Does your district support autonomous models of education such as portfolio and innovation? How would you measure the success of these models in your own district?
Barnum, M. (2017) – Chalkbeat. Advocates for the Portfolio Model of Schools Say it Works. Are They Right? https://www.chalkbeat.org/posts/us/2017/12/08/advocates-of-the-portfolio-model-for-improving-schools-say-it-works-are-they-right/
Center on Reinventing Public Education Staff (2017) – CRPE. Portfolio Strategy https://www.crpe.org/research/portfolio-strategy/seven-components
Dupere, K. (2016) – Mashable. 9 Innovative Schools Looking to Redefine Public Education in the U.S. https://mashable.com/2016/01/12/innovative-public-schools/#8j4_znnyLGqL
Mathis J., & Welner, K. (2016) – National Education Policy Center. The “Portfolio” approach to School District Governancehttps://greatlakescenter.org/docs/Policy_Briefs/Research-Based-Options-2015/04-Mathis-Welner-Portfolio-Districts.pdf
Phenicie, C. (2017) – The74million.org. ‘Best of Both Worlds’: Denver Evolves Portfolio Strategy With New Innovation School Model. https://www.the74million.org/article/best-of-both-worlds-denver-evolves-portfolio-strategy-with-new-innovation-school-model/
Reform Support Network Staff (2015) – Reform Support Network.
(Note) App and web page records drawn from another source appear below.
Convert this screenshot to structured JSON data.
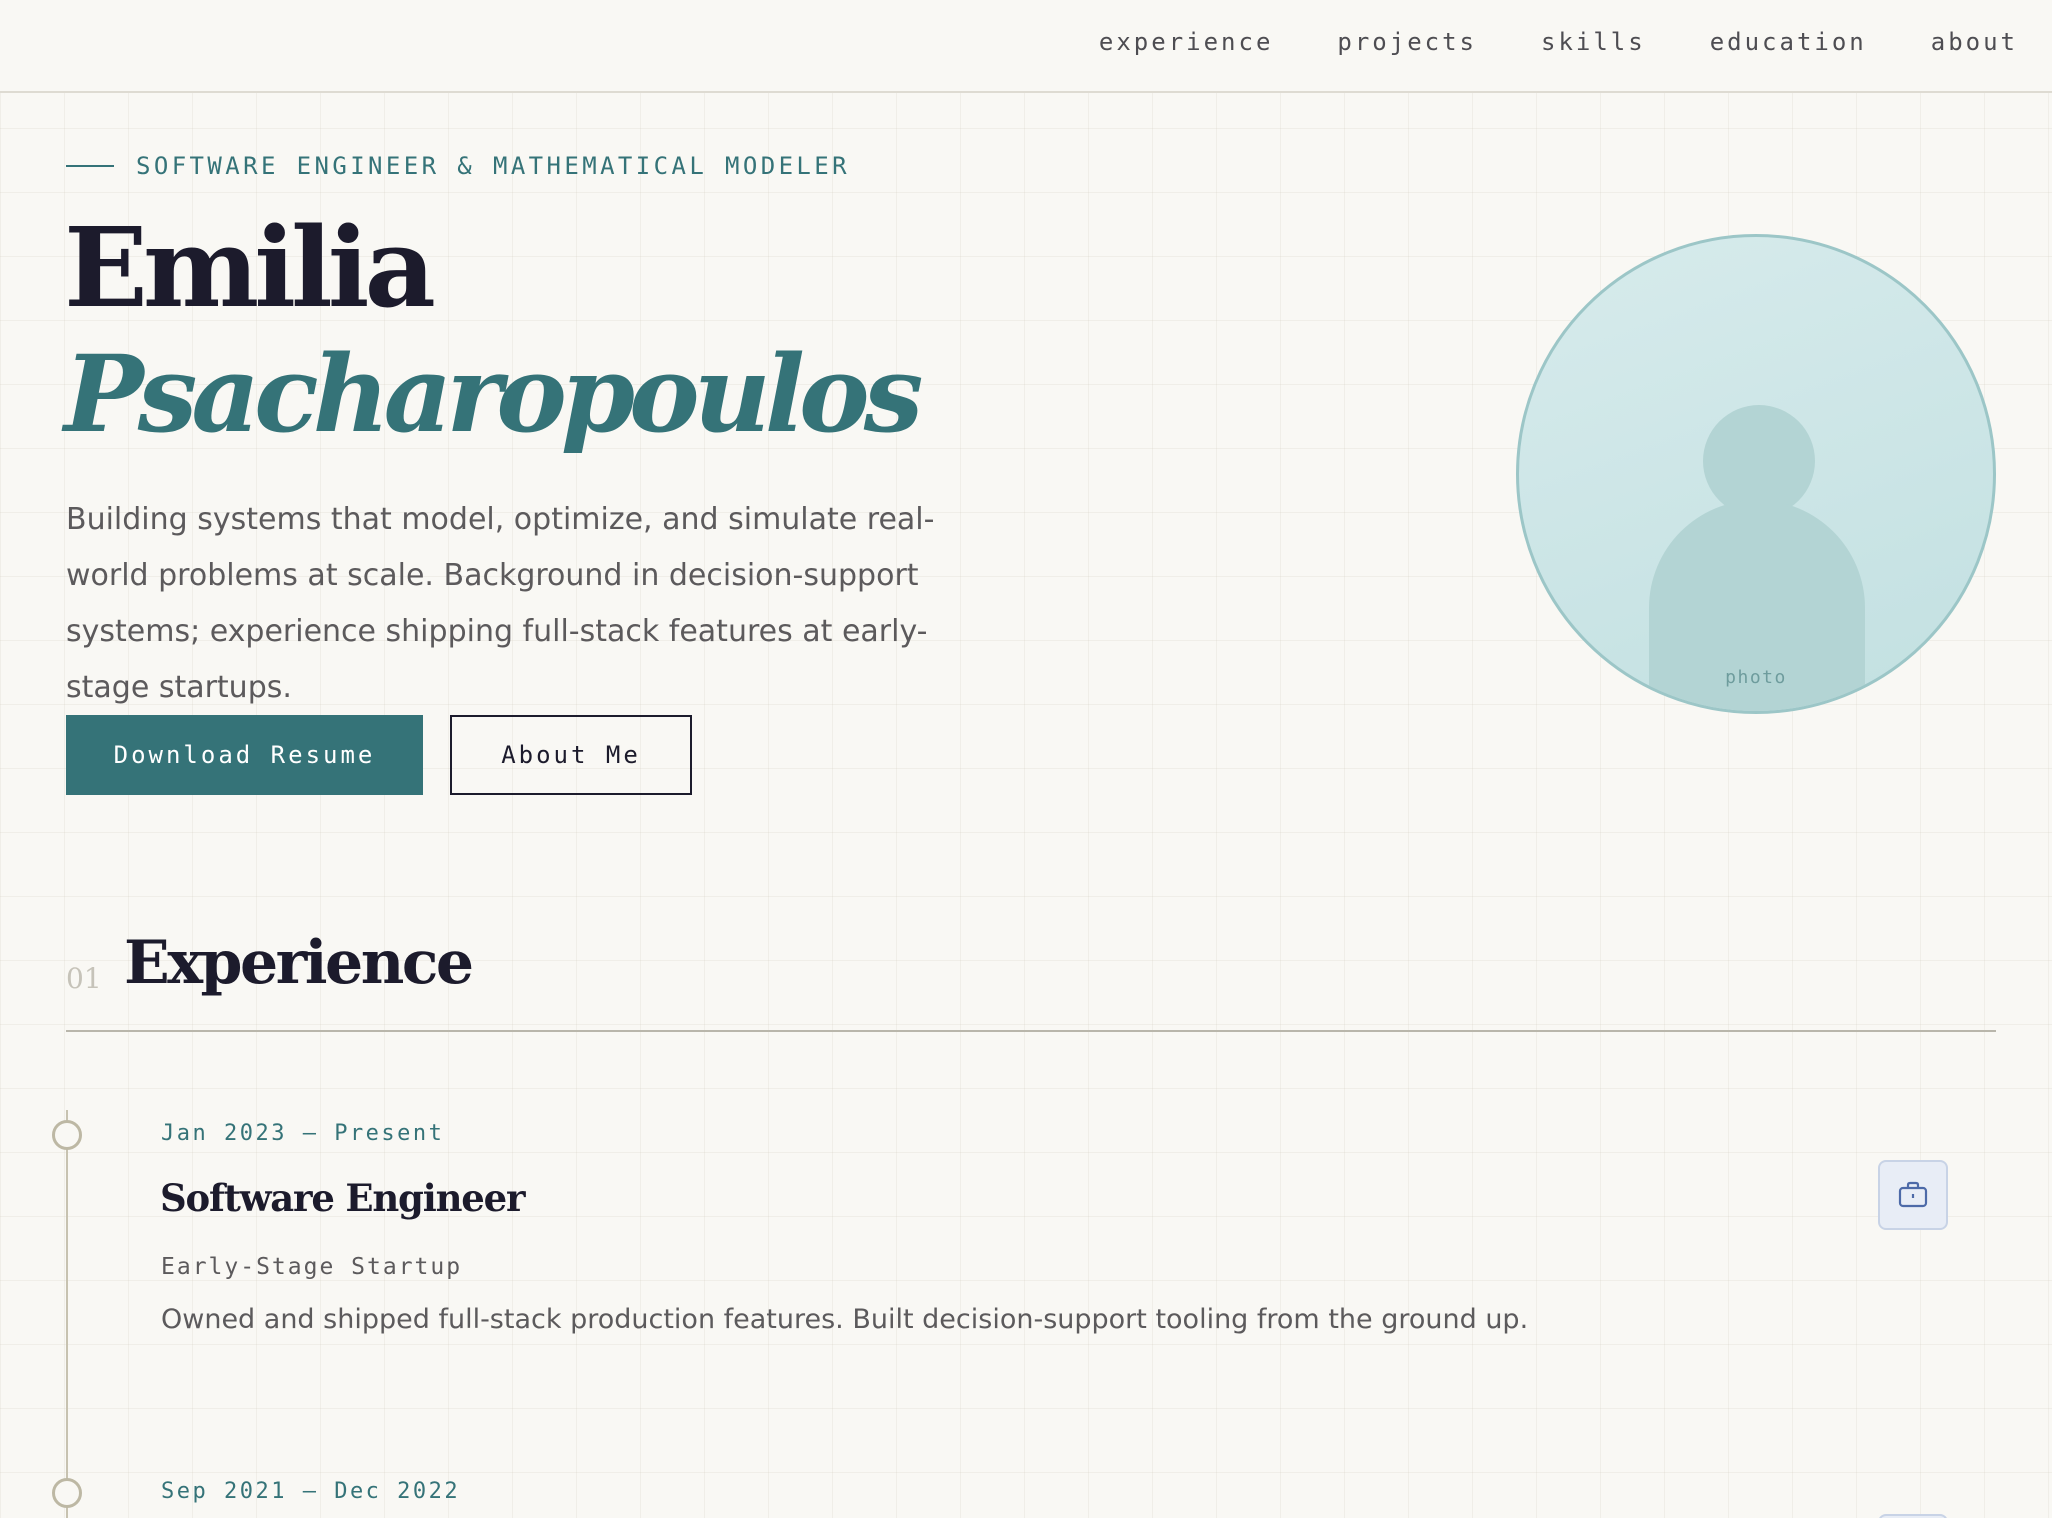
{
  "nav": {
    "links": [
      "experience",
      "projects",
      "skills",
      "education",
      "about"
    ]
  },
  "hero": {
    "eyebrow": "SOFTWARE ENGINEER & MATHEMATICAL MODELER",
    "first_name": "Emilia",
    "last_name": "Psacharopoulos",
    "tagline": "Building systems that model, optimize, and simulate real-world problems at scale. Background in decision-support systems; experience shipping full-stack features at early-stage startups.",
    "primary_button": "Download Resume",
    "secondary_button": "About Me",
    "avatar_label": "photo"
  },
  "experience": {
    "number": "01",
    "title": "Experience",
    "items": [
      {
        "date": "Jan 2023 — Present",
        "role": "Software Engineer",
        "company": "Early-Stage Startup",
        "description": "Owned and shipped full-stack production features. Built decision-support tooling from the ground up.",
        "icon": "briefcase-icon"
      },
      {
        "date": "Sep 2021 — Dec 2022"
      }
    ]
  },
  "colors": {
    "accent": "#357378",
    "ink": "#1c1b2c",
    "background": "#f9f8f4",
    "muted_text": "#5c5a5c"
  }
}
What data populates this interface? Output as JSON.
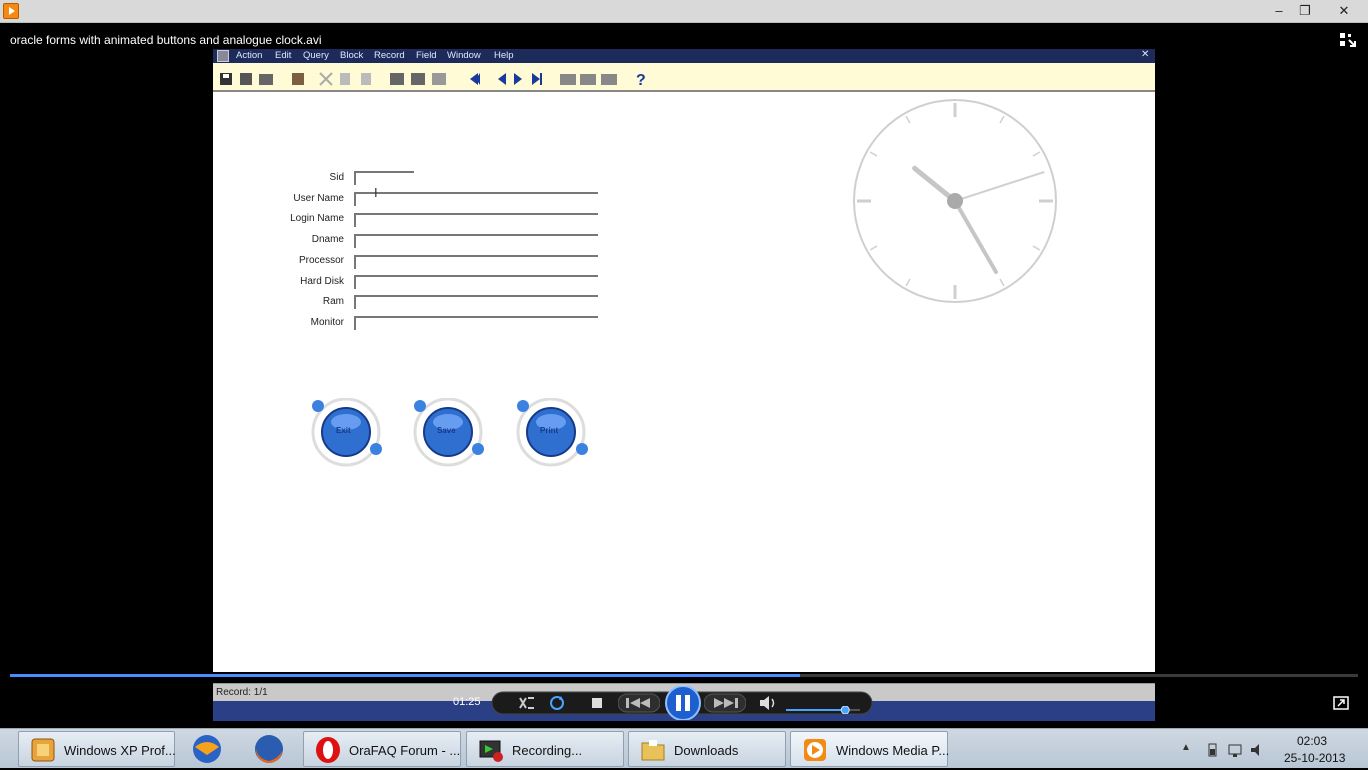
{
  "window": {
    "min_glyph": "–",
    "max_glyph": "❐",
    "close_glyph": "✕"
  },
  "player": {
    "video_title": "oracle forms with animated buttons and analogue clock.avi",
    "time_elapsed": "01:25",
    "progress": 0.586,
    "volume": 0.8
  },
  "video": {
    "menu": [
      "Action",
      "Edit",
      "Query",
      "Block",
      "Record",
      "Field",
      "Window",
      "Help"
    ],
    "form": {
      "labels": [
        "Sid",
        "User Name",
        "Login Name",
        "Dname",
        "Processor",
        "Hard Disk",
        "Ram",
        "Monitor"
      ]
    },
    "buttons": [
      "Exit",
      "Save",
      "Print"
    ],
    "status": "Record: 1/1",
    "clock": {
      "hour": 10.3,
      "minute": 25,
      "second": 12
    }
  },
  "taskbar": {
    "items": [
      {
        "label": "Windows XP Prof...",
        "icon": "virtualbox-icon"
      },
      {
        "label": "OraFAQ Forum - ...",
        "icon": "opera-icon"
      },
      {
        "label": "Recording...",
        "icon": "recorder-icon"
      },
      {
        "label": "Downloads",
        "icon": "folder-icon"
      },
      {
        "label": "Windows Media P...",
        "icon": "media-player-icon"
      }
    ],
    "pinned": [
      "thunderbird-icon",
      "firefox-icon"
    ],
    "clock": {
      "time": "02:03",
      "date": "25-10-2013"
    }
  },
  "colors": {
    "accent": "#4a8cff",
    "taskbar": "#c4d0dc",
    "orb": "#2f6fd0"
  }
}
Emerging Approaches to Measuring Student Growth. (https://www2.ed.gov/about/inits/ed/implementation-support-unit/tech-assist/emergapprotomeasurstudgrowth.pdf)
Wheeler, S. (2017) – Teach Thought. 4 Things Innovative Schools Have in Common. (https://www.teachthought.com/education/4-things-innovative-schools-have-in-common/)